#### Instructions for the task
For every line in the records that has the word "title", make a copy.

#### Records for the task
● ● ●
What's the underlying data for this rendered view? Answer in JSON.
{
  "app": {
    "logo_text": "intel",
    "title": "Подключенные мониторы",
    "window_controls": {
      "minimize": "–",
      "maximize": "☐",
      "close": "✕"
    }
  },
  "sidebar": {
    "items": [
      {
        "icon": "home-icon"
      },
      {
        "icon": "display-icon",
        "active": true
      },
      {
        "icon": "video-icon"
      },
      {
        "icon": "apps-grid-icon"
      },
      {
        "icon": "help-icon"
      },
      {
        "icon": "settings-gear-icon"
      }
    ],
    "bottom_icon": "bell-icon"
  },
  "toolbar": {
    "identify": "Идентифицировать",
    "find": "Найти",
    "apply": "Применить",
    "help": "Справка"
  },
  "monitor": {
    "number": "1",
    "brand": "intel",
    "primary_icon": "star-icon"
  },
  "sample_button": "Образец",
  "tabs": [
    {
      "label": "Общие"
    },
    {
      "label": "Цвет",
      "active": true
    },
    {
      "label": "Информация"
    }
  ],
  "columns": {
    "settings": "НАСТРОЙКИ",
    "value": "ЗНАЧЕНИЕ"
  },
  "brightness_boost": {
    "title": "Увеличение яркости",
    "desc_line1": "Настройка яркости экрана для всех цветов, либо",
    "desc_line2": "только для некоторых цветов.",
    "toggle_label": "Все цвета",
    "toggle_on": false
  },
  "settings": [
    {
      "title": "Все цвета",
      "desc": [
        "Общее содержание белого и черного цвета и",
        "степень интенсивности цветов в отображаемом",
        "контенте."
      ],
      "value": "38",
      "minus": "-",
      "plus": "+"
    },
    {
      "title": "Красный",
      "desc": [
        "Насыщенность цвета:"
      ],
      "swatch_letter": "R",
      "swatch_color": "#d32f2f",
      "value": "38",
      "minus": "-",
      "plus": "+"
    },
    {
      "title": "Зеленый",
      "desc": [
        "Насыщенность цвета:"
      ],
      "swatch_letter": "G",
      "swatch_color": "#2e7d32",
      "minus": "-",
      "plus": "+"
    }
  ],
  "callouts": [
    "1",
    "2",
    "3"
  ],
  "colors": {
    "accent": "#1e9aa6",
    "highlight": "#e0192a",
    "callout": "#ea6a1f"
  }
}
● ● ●
#### Exercise output
    "title": "Подключенные мониторы",
    "title": "Увеличение яркости",
      "title": "Все цвета",
      "title": "Красный",
      "title": "Зеленый",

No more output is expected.